Life

Buying Bunnies On Easter Is A Tradition We Need To Abandon

They live in a cage and eat carrots, right? Here's why you may want to reconsider this pet purchase.

Easter generally conjures up images of fluffy chicks and sweet bunnies sitting in baskets with plenty of straw. While these images are adorable, they’re actually hiding a darker secret—a majority of these animals will be gone within a year. That’s why we need to stop the tradition of buying rabbits at Easter.

Statistics show that almost 80 percent of rabbits at animal shelters were once Easter pets. And according to the Humane Society, rabbits are the animals most commonly given to shelters, right after dogs and cats. If that doesn’t impress upon you the severity of the Easter rabbit situation, I don’t know what will.

“This is the time of year that many people rush out to buy a bunny,” Lisa Whitty from rabbit welfare organization Make Mine Chocolate, told The Telegraph. The organization who has launched a campaign to encourage people to buy chocolate, rather than real, bunnies “Within a few months of Easter, the already over-stretched rabbit rescue centres are then inundated with unwanted bunnies.”

It’s easy to see the benefits of a small, fluffy bunny: They’re cute and small and lots of fun. But they’re also an immense amount of work. While many can be litter box trained, rabbits are not always the neatest of creatures.

They live for eight to 12 years, require specialty vet bills, need to be spayed or neutered and also go through a hormonal “teenage” phase. They also chew incessantly because their front teeth are always growing.

They eat expensive pet food—not grass and carrots—just like dogs and cats. They can bite, they are timid and, for the most part, they dislike small, grabby hands.

“Rabbits are not good pets for children,” Courtney Smith writes for PETA. “They are nothing like the precious E.B. from ‘Hop’ whom your children are imagining when they beg for a bunny. Even the ‘Hop’ website has put a disclaimer discouraging viewers from running out of the theater and going straight to the pet store to buy their own ‘rock ‘n’ roll bunny.'”

rabbit photo
Getty Images | Ralph Orlowski

And if you’re thinking about just releasing the Easter rabbit back into the wild, think again. Pet rabbits are domesticated, and they won’t be able to survive outdoors, unlike wild rabbits. These poor animals rarely survive for long when abandoned, the Humane Society says.

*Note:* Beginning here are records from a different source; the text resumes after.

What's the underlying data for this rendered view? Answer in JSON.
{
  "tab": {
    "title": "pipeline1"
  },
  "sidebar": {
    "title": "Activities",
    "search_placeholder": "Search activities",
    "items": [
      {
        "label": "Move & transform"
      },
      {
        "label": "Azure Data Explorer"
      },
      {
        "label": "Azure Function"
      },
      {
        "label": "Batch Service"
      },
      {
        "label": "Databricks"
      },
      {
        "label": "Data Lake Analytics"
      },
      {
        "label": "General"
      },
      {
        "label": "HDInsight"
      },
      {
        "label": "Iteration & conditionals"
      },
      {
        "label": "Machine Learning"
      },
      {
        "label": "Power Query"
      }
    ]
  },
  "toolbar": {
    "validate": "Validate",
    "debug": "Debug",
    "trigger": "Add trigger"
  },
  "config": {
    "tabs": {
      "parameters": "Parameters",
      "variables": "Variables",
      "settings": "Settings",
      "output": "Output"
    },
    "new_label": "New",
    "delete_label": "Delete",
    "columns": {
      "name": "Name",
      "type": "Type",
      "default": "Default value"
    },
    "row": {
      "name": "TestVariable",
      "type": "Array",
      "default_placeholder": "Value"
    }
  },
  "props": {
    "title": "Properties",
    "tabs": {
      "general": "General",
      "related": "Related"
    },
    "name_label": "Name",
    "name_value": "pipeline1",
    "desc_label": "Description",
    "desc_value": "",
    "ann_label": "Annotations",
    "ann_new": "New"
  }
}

“Bringing the rabbit outside, it’s a horrible, horrible death—I wouldn’t wish it on anybody,” Marcia Coburn, president at the Red Door Animal Shelter in Chicago, told DNA Info. “From owls, foxes, raccoons, you know, dogs, cats, all kinds of predators.”

The moral of the story is this: Bunnies are not a “starter” pet. They are a lot of work, and they don’t stay small forever. If you’re sure a rabbit is right for you and your family, look up adoptable animals at your local animal shelters and rescues to find your match. Hoppy Easter!